Oscar Wilde Has Ties to NYC, Past and Present

Although Oscar Wilde  1854-1900) was born in Ireland and spent most of his life in England, he visited America in 1882. He was very well-educated, having graduated from Trinity College, Dublin and then obtaining the equivalent of honors at Oxford's Magdalen College.

He was rather impecunious, however, after being educated and starting to make a name as a poet.  He has a very great desire to be famous; for what, he didn't care. Lured by the possibility of both fame and fortune, Wilde embarked on a speaking tour of the United States in December, 1881. On arriving in the port of NY, he said, "I have nothing to declare but my genius." He lectured about the aesthetic movement, which was popular at that time.
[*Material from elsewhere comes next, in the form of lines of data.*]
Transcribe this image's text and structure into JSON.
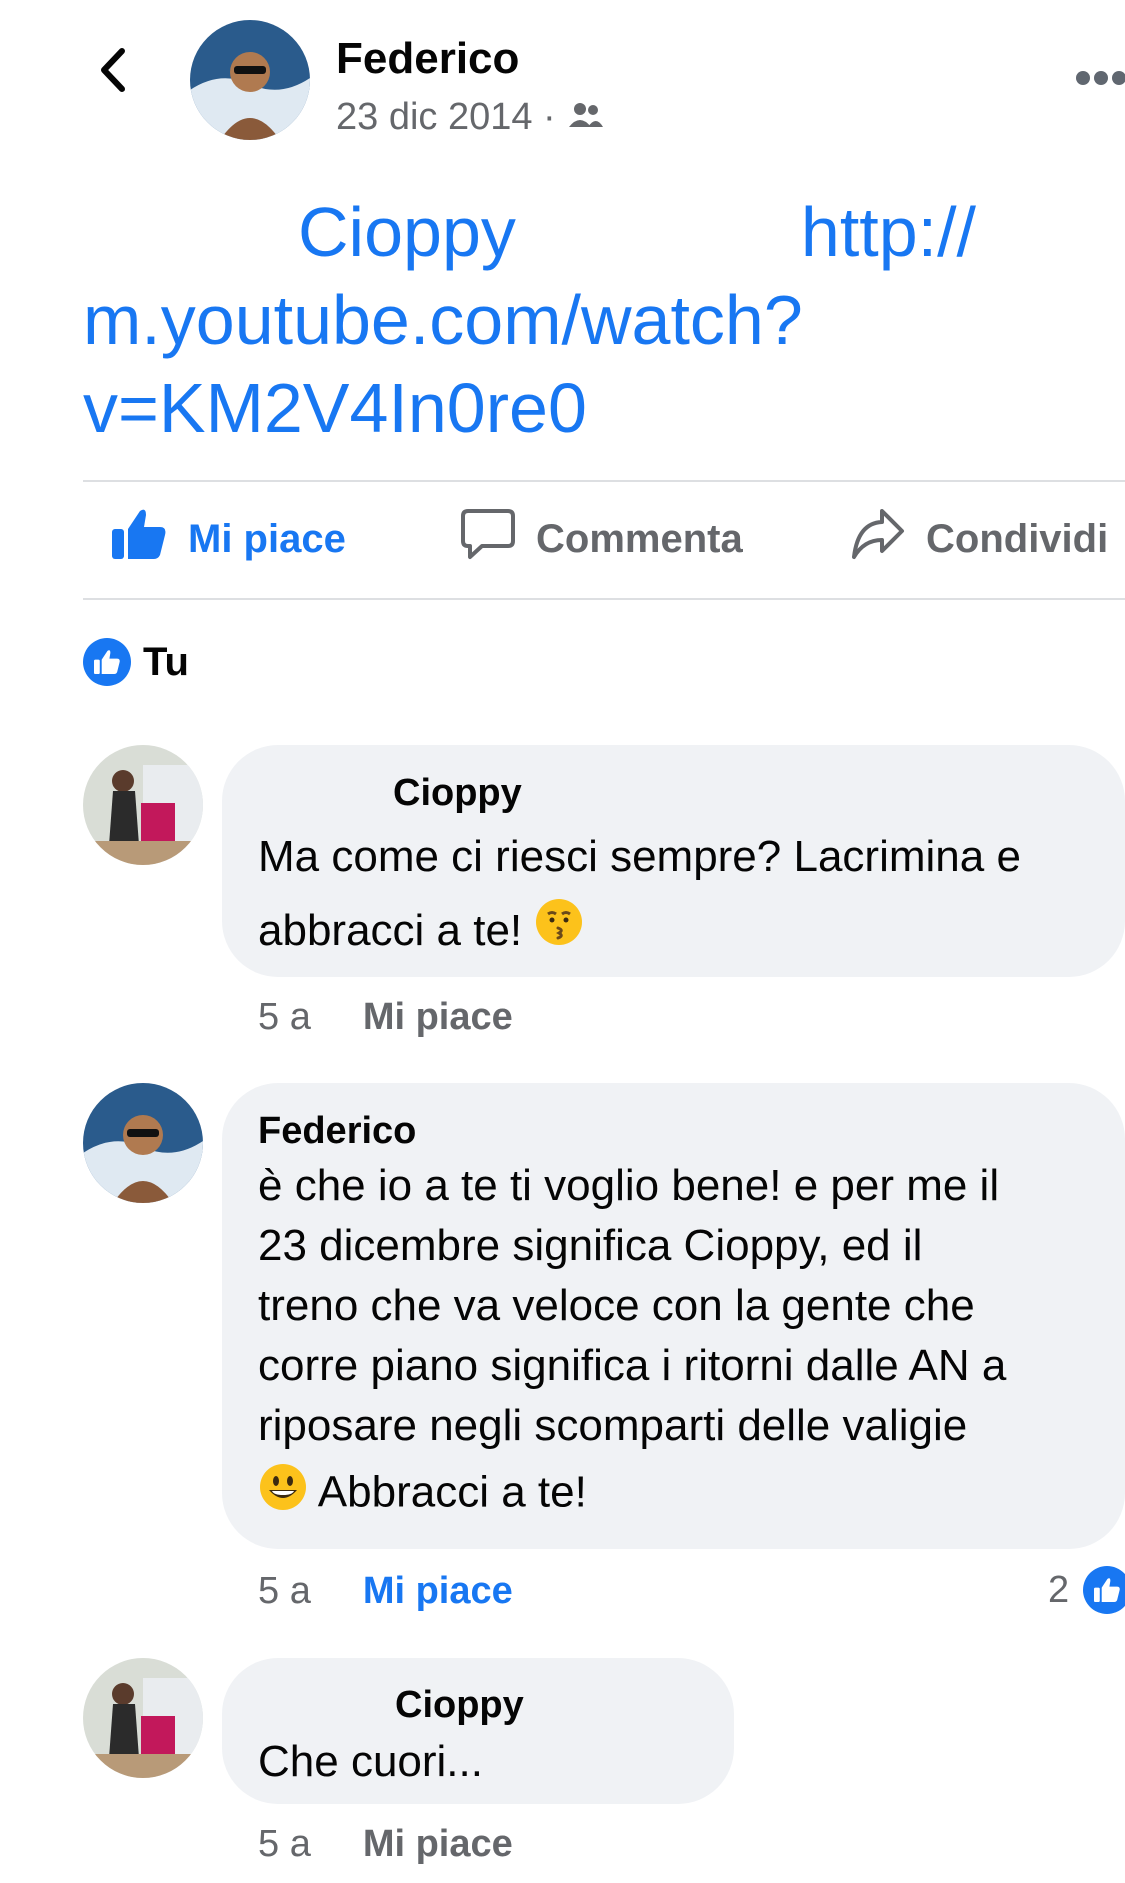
{
  "header": {
    "author": "Federico",
    "date": "23 dic 2014 ·",
    "audience_icon": "friends-icon"
  },
  "post": {
    "mention": "Cioppy",
    "url_part1": "http://",
    "url_part2": "m.youtube.com/watch?",
    "url_part3": "v=KM2V4In0re0"
  },
  "actions": {
    "like": "Mi piace",
    "comment": "Commenta",
    "share": "Condividi"
  },
  "reactions": {
    "who": "Tu"
  },
  "comments": [
    {
      "name": "Cioppy",
      "text_line1": "Ma come ci riesci sempre? Lacrimina e",
      "text_line2": "abbracci a te!",
      "emoji": "kissing-face",
      "time": "5 a",
      "like": "Mi piace"
    },
    {
      "name": "Federico",
      "text_lines": [
        "è che io a te ti voglio bene! e per me il",
        "23 dicembre significa Cioppy, ed il",
        "treno che va veloce con la gente che",
        "corre piano significa i ritorni dalle AN a",
        "riposare negli scomparti delle valigie"
      ],
      "text_last": "Abbracci a te!",
      "emoji": "grinning-face",
      "time": "5 a",
      "like": "Mi piace",
      "like_count": "2"
    },
    {
      "name": "Cioppy",
      "text": "Che cuori...",
      "time": "5 a",
      "like": "Mi piace"
    }
  ],
  "colors": {
    "accent": "#1877f2",
    "secondary_text": "#65676b",
    "bubble": "#f0f2f5",
    "divider": "#dddfe2"
  }
}
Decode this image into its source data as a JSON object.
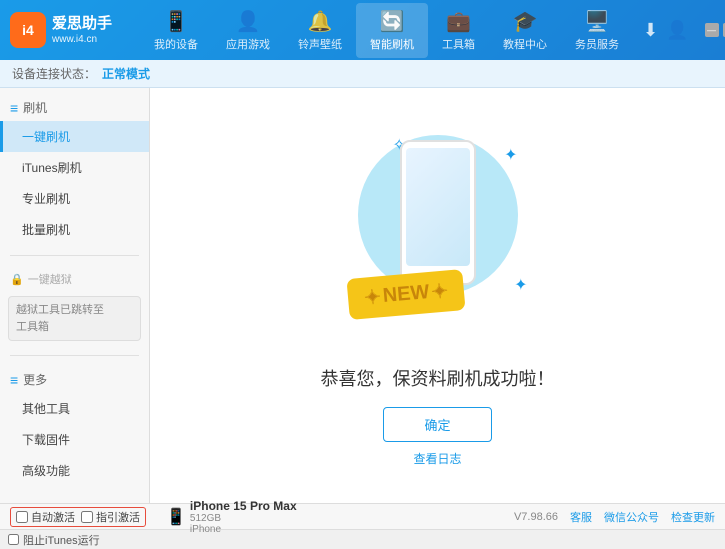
{
  "app": {
    "logo_text": "爱思助手",
    "logo_sub": "www.i4.cn",
    "logo_abbr": "i4"
  },
  "nav": {
    "tabs": [
      {
        "id": "my-device",
        "label": "我的设备",
        "icon": "📱"
      },
      {
        "id": "apps-games",
        "label": "应用游戏",
        "icon": "👤"
      },
      {
        "id": "ringtones",
        "label": "铃声壁纸",
        "icon": "🔔"
      },
      {
        "id": "smart-flash",
        "label": "智能刷机",
        "icon": "🔄",
        "active": true
      },
      {
        "id": "toolbox",
        "label": "工具箱",
        "icon": "💼"
      },
      {
        "id": "tutorials",
        "label": "教程中心",
        "icon": "🎓"
      },
      {
        "id": "service",
        "label": "务员服务",
        "icon": "🖥️"
      }
    ]
  },
  "status_bar": {
    "prefix": "设备连接状态：",
    "value": "正常模式"
  },
  "sidebar": {
    "flash_section": "刷机",
    "items": [
      {
        "id": "one-click-flash",
        "label": "一键刷机",
        "active": true
      },
      {
        "id": "itunes-flash",
        "label": "iTunes刷机"
      },
      {
        "id": "pro-flash",
        "label": "专业刷机"
      },
      {
        "id": "batch-flash",
        "label": "批量刷机"
      }
    ],
    "disabled_section": "一键越狱",
    "note_line1": "越狱工具已跳转至",
    "note_line2": "工具箱",
    "more_section": "更多",
    "more_items": [
      {
        "id": "other-tools",
        "label": "其他工具"
      },
      {
        "id": "download-fw",
        "label": "下载固件"
      },
      {
        "id": "advanced",
        "label": "高级功能"
      }
    ]
  },
  "content": {
    "success_message": "恭喜您，保资料刷机成功啦！",
    "confirm_label": "确定",
    "log_label": "查看日志"
  },
  "device": {
    "name": "iPhone 15 Pro Max",
    "storage": "512GB",
    "type": "iPhone"
  },
  "bottom": {
    "auto_activate_label": "自动激活",
    "guide_activate_label": "指引激活",
    "itunes_label": "阻止iTunes运行",
    "version": "V7.98.66",
    "links": [
      "客服",
      "微信公众号",
      "检查更新"
    ]
  },
  "new_badge": "NEW",
  "win_controls": {
    "min": "—",
    "max": "□",
    "close": "✕"
  }
}
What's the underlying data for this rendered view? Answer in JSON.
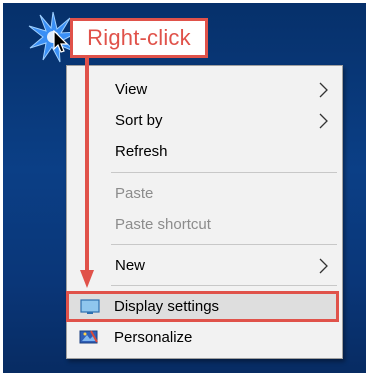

The aesthetics believed that the function of art was to be lovely and appeal to the senses, not to have any moral lessons. Wilde's speaking ability was such that he left audiences spellbound.

While in America, Wilde worked on his ambition of becoming a playwright. He was not able to achieve this goal until years later in London, when his plays "The Importance of Being Ernest," and "An Ideal Husband," among his most well-known, were produced and were very popular.

He became known as a ladies' man here in the US, and was thought to intend to marry Newport belle Maud Howe. Certainly, Oscar's mother, a writer herself, goaded the poet to marry a well-off women to replenish the family's waning coffers. Oscar's elder brother Willie was running up debts and Oscar liked to live lavishly.

A year after arriving back in London in January 1883, he married Constance Lloyd, who had considerable money although she was not overly wealthy. She was a fellow leader of the aesthetic movement. They went on to have two sons together.

Oscar, however, preferred the company of handsome young men. In 1891, Wilde met the man who was to become the love of his life, Lord Alfred 'Bosie" Douglas, who was 16 years younger than the poet. Unfortunately, Bosie's father, the Marquess of Queensberry, known himself to be eccentric, accused Wilde of the crime of homosexuality. Wilde took him to court for libel, but unfortunately, the case backfired and Wilde himself was sentenced to two years of hard labor in Reading Gaol (jail). Afterwards, Wilde left the country to live on the continent under an assumed name. He was joined by Bosie.

You can now visit Oscar's "place" in New York City, Oscar Wilde NYC, at 45 West 27th Street, which has d├ęcor celebrating Wilde's life and genius. You will not be disappointed!

Photo: Oscar in 1882, photographed by Sarony in Union Square.